Most Do it Yourselfers will do well to either paint in a boatyard where there’s never a lack of helpful input on the task at hand, or to do it at home under closely supervised surroundings. In other words, if you do this at home in the driveway, make sure that it is fairly well shaded, away from trees that might drop leaves or pollen, and that all children and animals are kept well away from the area. This also means that you’ll most likely have the boat up on the trailer. You can put the paint on while it is on the trailer, allowing it to completely dry first, then rolling it up in the trailer so that you can get to the areas you missed.
If you are in a boatyard and it is up on stocks, then you can have someone in the boatyard (you’ll pay them to do this) lift your boat and move it in the stocks so you can finish painting. Well worth the price. Others will tell you that they just wait until they are in the water to touch up those exposed areas, but dangling over the side to do this does not sound efficient or safe to do. You can also buy your own hull stands that have a jack. Sometimes you can just rent these as well. Do not think you will save money by using car jacks…they are not the same and the entire thing could come down on you.
To put the stands on using the jack, you’ll just raise the front of the trailer as far as you can, then you can take cinder blocks to put under the keel. Put wood between the blocks and the hull, then you can let the front end of the trailer down. You can also just slide the boat back and forth on the rollers to reach whatever areas you need to cover.
Regardless of where you are tackling the job, you’ll need to make sure that you have enough tarps or drop cloths over the area to protect it from the copious amounts of paint (both old and new) that are going to hit the ground. It is a fact. It will happen, and it will still manage to get on you even though you are wearing a full coverall with gloves. Most municipalities have strict rules about disposing of old paint or paint products, so make sure that you know what those are.
If you are working in a boatyard, make sure that you aren’t too close to someone else’s space otherwise you may not make friends when they find your Maritime Red competing with their Prussian Blue hull colors. Not a great way to stay in the good graces of your dock mates.
Painting Your Hull Takes Time
Go into this project with your eyes wide open and it can be done without too much trouble. The biggest problem that people face is impatience and thinking that it is a one day job. It is pushing it to get it done over one long weekend. Once you start, then you’ll want to make sure you finish at least that coat. Stopping in the middle can give mixed results and coverage. Just like most things with boating, if you’re going to do it, do it right.

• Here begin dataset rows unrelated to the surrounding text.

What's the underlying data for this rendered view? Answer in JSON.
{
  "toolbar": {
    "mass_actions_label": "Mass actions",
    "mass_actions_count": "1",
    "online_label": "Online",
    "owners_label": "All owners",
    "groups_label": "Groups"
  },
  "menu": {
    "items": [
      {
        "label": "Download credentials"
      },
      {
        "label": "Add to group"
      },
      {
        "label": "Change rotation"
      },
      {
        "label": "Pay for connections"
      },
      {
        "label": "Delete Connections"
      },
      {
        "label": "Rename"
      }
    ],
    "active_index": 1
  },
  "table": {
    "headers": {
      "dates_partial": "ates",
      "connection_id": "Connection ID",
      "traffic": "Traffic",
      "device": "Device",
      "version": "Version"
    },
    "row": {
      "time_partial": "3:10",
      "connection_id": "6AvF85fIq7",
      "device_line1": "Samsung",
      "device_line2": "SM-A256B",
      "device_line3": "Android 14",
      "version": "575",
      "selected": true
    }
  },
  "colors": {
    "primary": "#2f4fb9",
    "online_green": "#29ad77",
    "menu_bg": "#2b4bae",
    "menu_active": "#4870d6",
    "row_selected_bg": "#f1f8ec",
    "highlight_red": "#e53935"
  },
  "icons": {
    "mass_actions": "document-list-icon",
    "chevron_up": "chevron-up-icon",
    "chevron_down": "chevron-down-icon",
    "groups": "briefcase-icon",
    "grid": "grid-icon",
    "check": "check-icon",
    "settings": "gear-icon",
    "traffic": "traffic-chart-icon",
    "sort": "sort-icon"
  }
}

Bring a Friend to the Party
Can one person do this job? Sure, and many do. They are called professionals. The rest of us have friends. You’ll know who they are because they don’t find excuses when you ask them to do the hard things. And they work for beer or wine. Or both. Either way, the job goes much faster when you have at least another pair of hands helping to apply the paint, or prep the surfaces. Painting the bottom of the boat can be a fun job when it is viewed in its proper perspective, and you do get faster and better at it with each season. It is one of those mechanical jobs that you can actually do for yourself that doesn’t require a great deal of skill or know-how, just a lot of grit (literally and figuratively). Taking the time to plan it out, read up on it, gather the materials, and bribe the appropriate friends to come help, all come together when you launch your freshly painted boat for the first time.